As this year’s extended Volunteers’ Week (1 – 12 June) kicks off, the British Veterinary Association is shining a spotlight on the majority of veterinary surgeons in the UK - more than 4 in 5 (84%) -  who give their time and veterinary expertise at a reduced rate, while more than 2 in 5 work unpaid with animal charities and rehoming centres to treat thousands of abandoned, mistreated or injured animals each year.

The charitable contributions that vets make to assist animals are highlighted today with results drawn from the Voice of the Veterinary Profession survey by the British Veterinary Association (BVA), which asked vets about the arrangements they have with charities.
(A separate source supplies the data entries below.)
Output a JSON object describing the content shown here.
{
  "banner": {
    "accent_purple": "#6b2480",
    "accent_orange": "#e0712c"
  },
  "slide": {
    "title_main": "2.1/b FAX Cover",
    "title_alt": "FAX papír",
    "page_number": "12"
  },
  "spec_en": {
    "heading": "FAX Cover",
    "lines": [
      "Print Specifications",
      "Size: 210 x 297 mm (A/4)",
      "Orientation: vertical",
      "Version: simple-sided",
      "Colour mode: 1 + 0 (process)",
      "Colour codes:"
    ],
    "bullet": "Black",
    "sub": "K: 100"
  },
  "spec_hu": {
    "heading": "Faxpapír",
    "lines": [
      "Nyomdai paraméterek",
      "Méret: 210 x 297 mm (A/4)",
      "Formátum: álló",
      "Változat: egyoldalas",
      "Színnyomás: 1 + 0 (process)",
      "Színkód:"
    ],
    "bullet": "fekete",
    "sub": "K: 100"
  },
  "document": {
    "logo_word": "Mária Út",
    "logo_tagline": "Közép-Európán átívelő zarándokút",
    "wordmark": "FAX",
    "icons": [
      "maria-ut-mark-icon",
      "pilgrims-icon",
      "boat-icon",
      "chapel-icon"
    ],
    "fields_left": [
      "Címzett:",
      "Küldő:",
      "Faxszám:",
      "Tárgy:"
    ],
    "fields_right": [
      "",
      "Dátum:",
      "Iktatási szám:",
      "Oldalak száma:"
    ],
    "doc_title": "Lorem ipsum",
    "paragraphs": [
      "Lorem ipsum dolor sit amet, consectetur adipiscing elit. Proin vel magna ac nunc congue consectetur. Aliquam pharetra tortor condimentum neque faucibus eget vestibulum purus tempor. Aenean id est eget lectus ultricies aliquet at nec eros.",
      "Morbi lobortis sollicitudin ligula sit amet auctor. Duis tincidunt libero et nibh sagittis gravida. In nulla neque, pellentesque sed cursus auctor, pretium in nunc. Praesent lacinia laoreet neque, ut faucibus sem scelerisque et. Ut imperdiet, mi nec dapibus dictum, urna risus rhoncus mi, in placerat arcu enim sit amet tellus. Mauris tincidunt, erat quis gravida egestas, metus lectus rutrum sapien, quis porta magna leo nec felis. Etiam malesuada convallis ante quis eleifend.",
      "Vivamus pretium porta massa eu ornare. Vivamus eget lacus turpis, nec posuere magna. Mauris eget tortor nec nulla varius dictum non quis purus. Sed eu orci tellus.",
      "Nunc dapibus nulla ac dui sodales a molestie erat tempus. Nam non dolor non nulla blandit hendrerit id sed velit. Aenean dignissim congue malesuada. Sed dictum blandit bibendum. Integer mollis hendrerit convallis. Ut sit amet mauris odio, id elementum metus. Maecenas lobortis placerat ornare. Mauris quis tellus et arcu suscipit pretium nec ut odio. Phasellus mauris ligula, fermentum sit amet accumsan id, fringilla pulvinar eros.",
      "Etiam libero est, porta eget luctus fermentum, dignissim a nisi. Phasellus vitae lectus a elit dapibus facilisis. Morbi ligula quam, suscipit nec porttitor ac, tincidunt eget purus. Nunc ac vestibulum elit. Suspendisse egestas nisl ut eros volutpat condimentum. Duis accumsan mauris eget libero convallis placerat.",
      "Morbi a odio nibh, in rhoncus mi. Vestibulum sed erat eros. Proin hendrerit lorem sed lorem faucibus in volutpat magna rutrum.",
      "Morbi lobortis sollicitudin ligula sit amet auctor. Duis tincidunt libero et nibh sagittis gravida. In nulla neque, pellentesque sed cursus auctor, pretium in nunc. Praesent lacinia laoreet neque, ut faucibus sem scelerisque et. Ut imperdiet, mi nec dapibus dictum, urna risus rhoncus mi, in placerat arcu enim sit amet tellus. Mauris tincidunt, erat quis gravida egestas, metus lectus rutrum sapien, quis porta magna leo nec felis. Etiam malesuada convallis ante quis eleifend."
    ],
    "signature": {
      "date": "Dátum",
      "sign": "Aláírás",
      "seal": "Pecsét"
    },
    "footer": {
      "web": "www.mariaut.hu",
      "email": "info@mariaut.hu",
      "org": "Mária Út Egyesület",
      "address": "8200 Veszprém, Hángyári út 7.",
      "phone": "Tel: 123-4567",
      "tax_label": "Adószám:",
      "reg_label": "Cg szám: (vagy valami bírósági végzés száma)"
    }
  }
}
The results show that across the UK: 

  • 72% have formal arrangements with charities to provide veterinary services at a reduced fee with the figure rising to 84% when including less formal set-ups
  • 43% of vets do unpaid work for animal charities or other animal welfare organisations

Charitable activities vary from practice to practice and vets and vet nurses often work with local animal rehoming centres and national animal charities to provide a range of pro bono or reduced fee services, such as health checking, medicating and treating, neutering and vaccinating.

  • Many vets and vet nurses give up their time providing veterinary care at animal rescue and rehoming centres to improve the health and welfare of animals in need, ranging from treating injured wildlife to caring for abandoned and mistreated dogs and cats.
  • Many veterinary practices provide veterinary advice to homeless people and those in housing crisis, and care for their dogs as part of the Dogs Trust Hope Project. Vets also support other projects, such as the Freedom Project, which temporarily fosters animals belonging to families fleeing domestic violence.
  • Overbreeding of cats and dogs contributes to thousands of unwanted and neglected pets each year. Vets help reduce the numbers and help improve animal welfare by teaming up with charities, some of which provide neutering vouchers to owners on limited incomes. 
  • Over 300 veterinary practices undertake work for the veterinary charity PDSA, providing treatment to animals of owners on means-tested benefits. The scheme ensures some of the most disadvantaged people in society can access veterinary treatment to keep their pets healthy.
  • Vets never turn away an un-owned or wild animal needing emergency treatment. The RSPCA and BVA recognise the essential role vets play with the Initial Emergency Treatment (IET) scheme. When a member of the public finds a sick or injured stray or wild animal, vets will always provide necessary treatment, and may receive a charitable contribution towards the cost of that treatment, for instance through the RSPCA IET scheme.
  • Many vets volunteer overseas, from rabies control programmes in India and Africa, and animal sanctuaries in Goa, to horse and donkey welfare in The Gambia and treating stray animals in Greece.

Commenting, BVA President Sean Wensley, said:
“Behind these statistics are countless stories of veterinary teams – who already often work long, demanding hours – giving their time for free to support animal rescue staff and charities to care for abandoned, injured and neglected animals, as well as help owners to keep and care for much loved animals in times of hardship and crisis. The UK’s network of animal charities and rehoming centres do a fantastic job protecting wild and domestic animals each year.

“Animal welfare legislation is clear that animal keepers and owners are responsible for meeting their animals’ needs, and prospective animal owners must be aware of the cost and time commitment involved in animal ownership. But we appreciate people’s circumstances can change and that vets volunteering their time and expertise contributes not only to animal health and welfare but also to human wellbeing and our communities.”